    The military ball serves both as a social outlet and a time to recognize the importance of events that otherwise go unspoken throughout the year. It celebrates the NJROTC program and is a show of the etiquette and refinement apparent in its participants. The many ideals of the program were summarized by guest speaker John Krepps as he congratulated participants on past success and encouraged continued participation.
    Including elements of many other youth dances, such as a court, the NJROTC attendees of the ball displayed exceptional elegance. Opening with the national anthem and a presentation of the “colors,” or a flag ceremony, the atmosphere was immediately respectful, making the patriotism emphasized by the program evident.  Male cadets wore their uniforms, some with impressive adornments that spoke of their involvement and dedication, while male guests wore suits.

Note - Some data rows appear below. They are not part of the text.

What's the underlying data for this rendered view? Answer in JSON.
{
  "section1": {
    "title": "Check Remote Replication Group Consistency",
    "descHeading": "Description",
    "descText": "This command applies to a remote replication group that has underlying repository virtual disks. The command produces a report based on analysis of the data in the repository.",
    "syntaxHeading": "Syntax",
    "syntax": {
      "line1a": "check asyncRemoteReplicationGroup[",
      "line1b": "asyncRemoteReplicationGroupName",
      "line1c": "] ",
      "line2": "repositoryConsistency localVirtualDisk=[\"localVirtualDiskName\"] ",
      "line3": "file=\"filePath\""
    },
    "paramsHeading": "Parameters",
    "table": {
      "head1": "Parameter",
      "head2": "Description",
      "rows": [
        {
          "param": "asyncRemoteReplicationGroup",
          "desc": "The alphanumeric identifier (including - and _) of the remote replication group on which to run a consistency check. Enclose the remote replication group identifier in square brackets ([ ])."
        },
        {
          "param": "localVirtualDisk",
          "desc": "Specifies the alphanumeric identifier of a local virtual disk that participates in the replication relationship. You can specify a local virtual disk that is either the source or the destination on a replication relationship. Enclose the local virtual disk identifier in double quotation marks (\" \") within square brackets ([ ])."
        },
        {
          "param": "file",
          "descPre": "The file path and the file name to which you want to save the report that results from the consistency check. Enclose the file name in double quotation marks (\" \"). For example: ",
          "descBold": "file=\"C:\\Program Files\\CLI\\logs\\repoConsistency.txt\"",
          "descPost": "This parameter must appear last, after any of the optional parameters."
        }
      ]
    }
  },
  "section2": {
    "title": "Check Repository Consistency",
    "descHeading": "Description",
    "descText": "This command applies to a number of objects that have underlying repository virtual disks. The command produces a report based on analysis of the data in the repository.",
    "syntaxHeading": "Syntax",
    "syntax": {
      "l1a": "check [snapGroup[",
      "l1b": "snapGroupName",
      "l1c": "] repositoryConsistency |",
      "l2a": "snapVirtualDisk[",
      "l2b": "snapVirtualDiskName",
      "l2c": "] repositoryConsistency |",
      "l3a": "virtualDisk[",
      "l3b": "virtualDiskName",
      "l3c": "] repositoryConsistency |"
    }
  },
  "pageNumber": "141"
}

  • Lewis & Todd 3-15-15
  • Youth Activity Center Schedule 3-16-15 to 3-20-15

    Youth Activity Center Schedule

    Monday: Bingo

    Tuesday: Popcorn balls

    Wednesday: Movies and munchies

    Thursday: Pool tournament

    Friday: Kids choice game/activity

    The Los Alamos Youth Activity Center is located at 475 20th Street, 662-9412. The White Rock Activity Center is located at 139 Sherwood Blvd., 672-1565.

    Memberships are free and open to all third through eighth
    graders.

  • Word on the Street 3-15-15

    Teen Pulse staff writer Rigel Baron asked students, “What kind of phone do you have, do you like it and why?”
     

  • Boy Scouts Society creates leaders through scouting

    On March 6-7, student leaders from the Order of the Arrow (OA) of the Boy Scouts of America (BSA) met to discuss new events and plan the induction of new members in a quarterly Spring Fellowship meeting.
    The OA was founded by Dr. E. Urner Goodman and Carroll A. Edson in 1915 at the Treasure Island Camp of the Philadelphia Council, BSA. It originated as an experiment to provide leadership opportunities to scouts and officially became part of the Boy Scouts program in 1934.
    The Order of the Arrow is now recognized as the National Honor Society for the BSA and focuses on serving scouts and the community in addition to normal scouting activities such as camping.
    The order is divided into lodges, sections and regions which give students multiple chances to hone leadership skills.
    Home school junior from Los Alamos, Michael Booton has been advancing through leadership positions ever since he became a member of the OA. “I started doing various leadership activities. I was a manager and I kept going and took over publications in northern New Mexico in May 2012,” Booton said. He went on to become vice chief of operations and is now chief of his lodge, Yah-Tah-Hey-Si-Kess which in Navajo means “hello, my friend.”

  • Word on the Street 3-8-15

    Teen Pulse staff member Ben Hanlon asked students, “Do you want more snow and if so why?”

  • Students voice concerns following PARCC protests

    The controversy over the Partnership for Assessment of Readiness for College and Careers (PARCC) test began last week as it was implemented throughout the state of New Mexico.
    PARCC tests are administered to students in grades third through 11 and test mastery of course content to make sure the student is on track with regards to college readiness standards.
    This year marks the first time the PARCC test is being administered and it is receiving its share of criticism. While adults and parents are concerned about the necessity of the new standardized test, its most vocal critics have been students.
    On Monday, as testing began, hundreds of high school students across the state walked out of their classrooms to protest the implementation of the PARCC test. This form of protest continued at New Mexico high schools on Wednesday.